    Scyphophorus acupunctatus is becoming a major pest of native Agavaceae and Dracaenaceae species worldwide. Native to Mexico, it has decimated populations of Agave crops there, in particular species used in the tequila and henequen industries (Hernandez et al, 2006; Bolanos et al, 2007). The importation of ornamental Agave plants worldwide has facilitated S. acupunctatus to establish in many parts of the world, particularly in Central America and the Carribean, in Africa, Asia and South America. On its host species, it causes rot and sometimes mortality due to its larvae boring holes which then facilitates micro-organims entering the host that decompose the plant tissues (Hernandez et al, 2007). S. acupunctatus has also been shown to be a vector of Erwinia carotovora which decomposes the host, causing putrefaction (Solis-Aguillar et al, 2001).
    Geographical range
    Native range: Scyphophorus acupunctatus is said to originate from the Western Hemisphere, most probably from Mexico (Morelos, Yucatan, Hidalgo, Mexico, Tlaxcala, Jalisco)
    Known range: Asia: Indonesia (Java, Kalimantan, Sumatra), Saudi Arabia; Africa: Kenya, South Africa, Tanzania; North America: Mexico, USA (Arizona, Arkansas, California, Colorado, Florida, Georgia, Hawaii, Kansas, Nevada, New Mexico, Texas); Central America and Carribean: Cayman islands, Costa Rica, Cuba, Netherlands Antilles (including Curaçao), Dominican Republic, El Salvador, Guatemala, Haiti, Honduras, Jamaica, Nicaragua, Virgin Islands (US); South America: Belize, Brazil, Colombia, Venezuela (EPPO, 2008; Walker, 2008b; Netherlands Plant Protection Service, 2009).
    Local dispersal methods
    Horticulture (local): The importation of ornamental Agave plants worldwide has facilitated Scyphophorus acupunctatus to establish in many parts of the world, particularly in Central America and the Carribean, in Africa, Asia and South America (Netherlands Plant Protection Service, 2009).
    Management information
    Preventative measures: The Division of Fish and Wildlife on the island of St. Croix, US Virgin Islands, has undertaken public awareness information programmes to educate the public on native wildlife and what they can do to help protect them (Platenburg & Valiulis, 2009). The Department of Agriculture and Fisheries, on Curaçao, part of the Netherlands Antilles, has developed a presentation that discusses past introductions of alien species and their effects on native biodiversity as well as alert species that can pose new threats to the islands; Scyphophorus acupunctatus has been identified as a potential invasive. This presentation is given to Customs, Aerocargo, Department of Agriculture personnel, importers of plants, nature groups and the public in general in order to raise awareness (van Buurt, 2009).
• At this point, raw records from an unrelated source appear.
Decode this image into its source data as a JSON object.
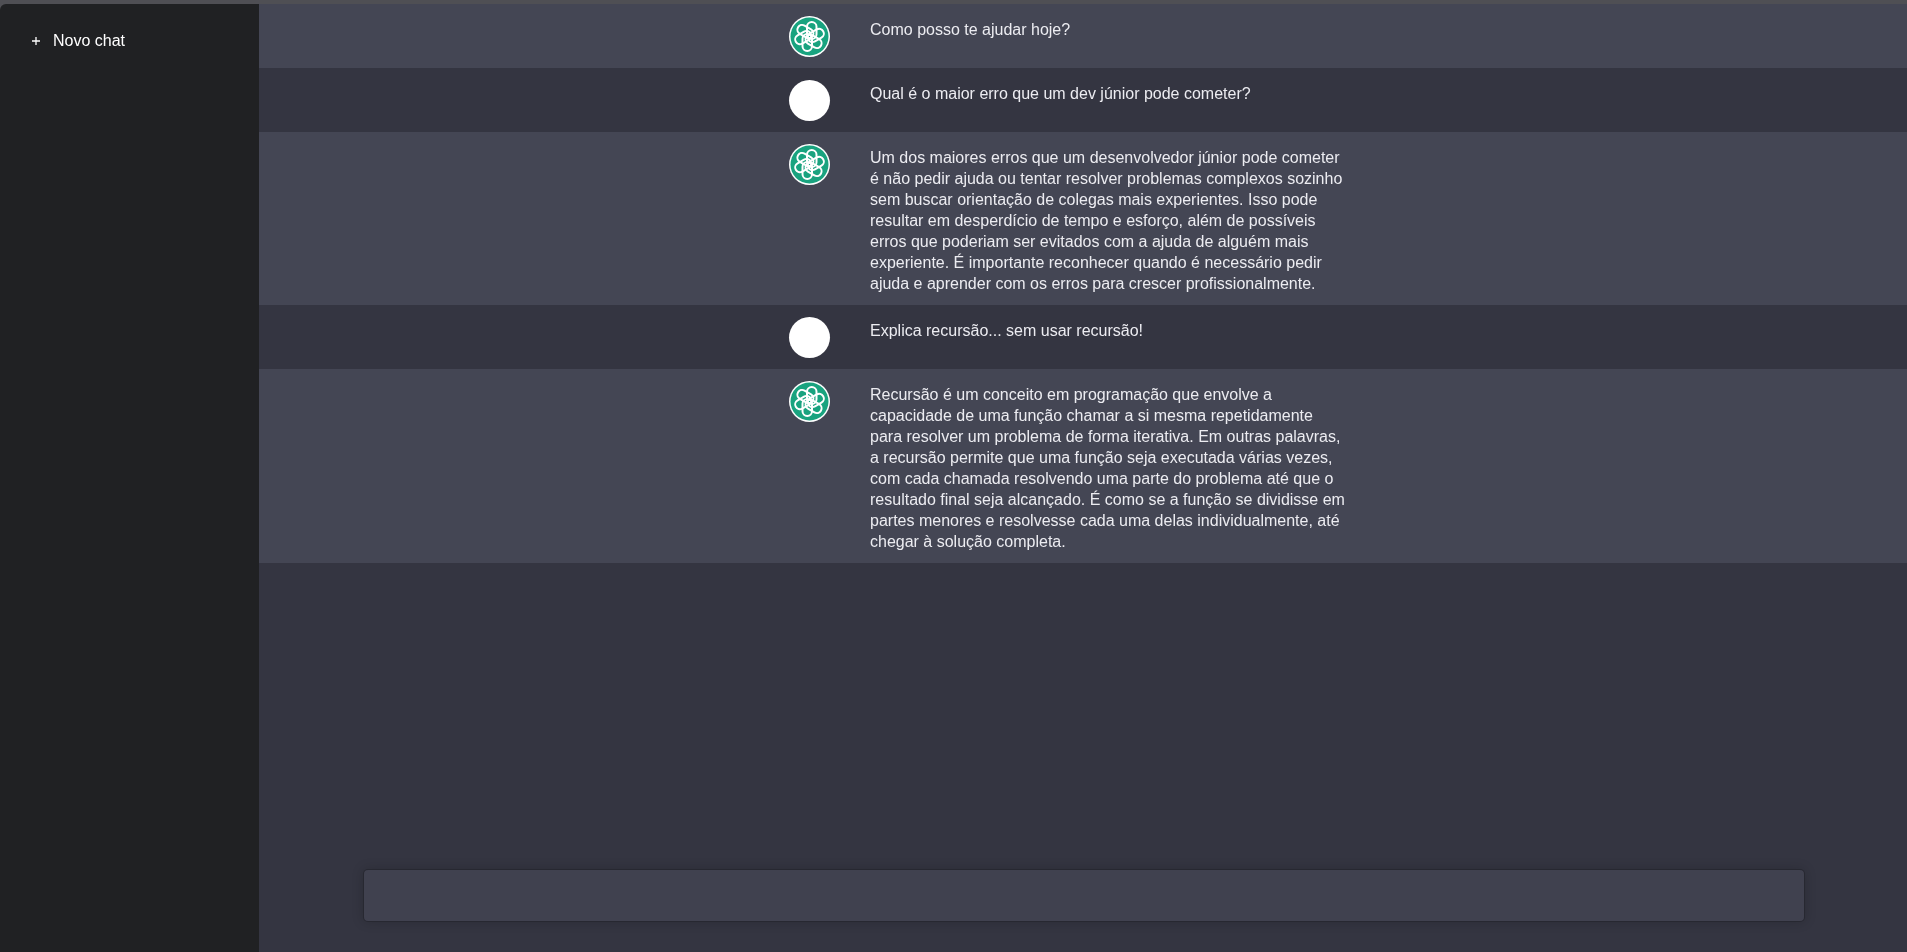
{
  "sidebar": {
    "new_chat_button": {
      "label": "Novo chat"
    }
  },
  "messages": [
    {
      "kind": "assistant",
      "text": "Como posso te ajudar hoje?"
    },
    {
      "kind": "user",
      "text": "Qual é o maior erro que um dev júnior pode cometer?"
    },
    {
      "kind": "assistant",
      "text": "Um dos maiores erros que um desenvolvedor júnior pode cometer é não pedir ajuda ou tentar resolver problemas complexos sozinho sem buscar orientação de colegas mais experientes. Isso pode resultar em desperdício de tempo e esforço, além de possíveis erros que poderiam ser evitados com a ajuda de alguém mais experiente. É importante reconhecer quando é necessário pedir ajuda e aprender com os erros para crescer profissionalmente."
    },
    {
      "kind": "user",
      "text": "Explica recursão... sem usar recursão!"
    },
    {
      "kind": "assistant",
      "text": "Recursão é um conceito em programação que envolve a capacidade de uma função chamar a si mesma repetidamente para resolver um problema de forma iterativa. Em outras palavras, a recursão permite que uma função seja executada várias vezes, com cada chamada resolvendo uma parte do problema até que o resultado final seja alcançado. É como se a função se dividisse em partes menores e resolvesse cada uma delas individualmente, até chegar à solução completa."
    }
  ]
}
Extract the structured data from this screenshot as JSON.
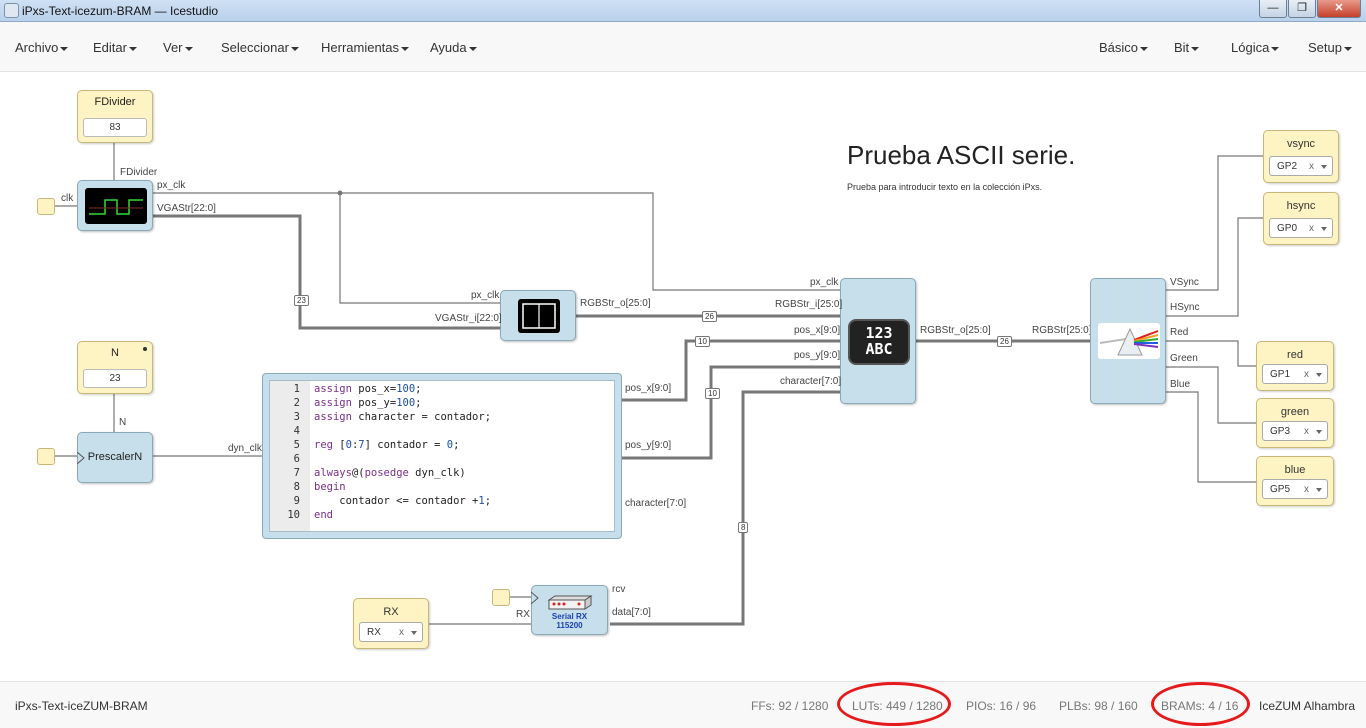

    Chemical: Due to individuals being found within host plants and not externally, typical insecticides have proven ineffective. However current research has shown that isolated pheromones (Ruiz-Montiel et al, 2008) combined with effective collection tools like a Victor Trap could prove to be a potential control agent (Valdez et al, 2005).

    Reproduction
    Mating and oviposition take place predominantly on the bottom of the leaves or inside the agave head (Lock, 1962 as seen in Ruiz-Montiel et al, 2008)
    Lifecycle stages
    The life cycle takes about 50 – 90 days (Netherlands Plant Protection Service, 2009)
    Compiled by: IUCN SSC Invasive Species Specialist Group (ISSG) with support from the Overseas Territories Environmental Programme (OTEP) project XOT603, a joint project with the Cayman Islands Government - Department of Environment
    Last Modified: Wednesday, 2 June 2010


ISSG Landcare Research NBII IUCN University of Auckland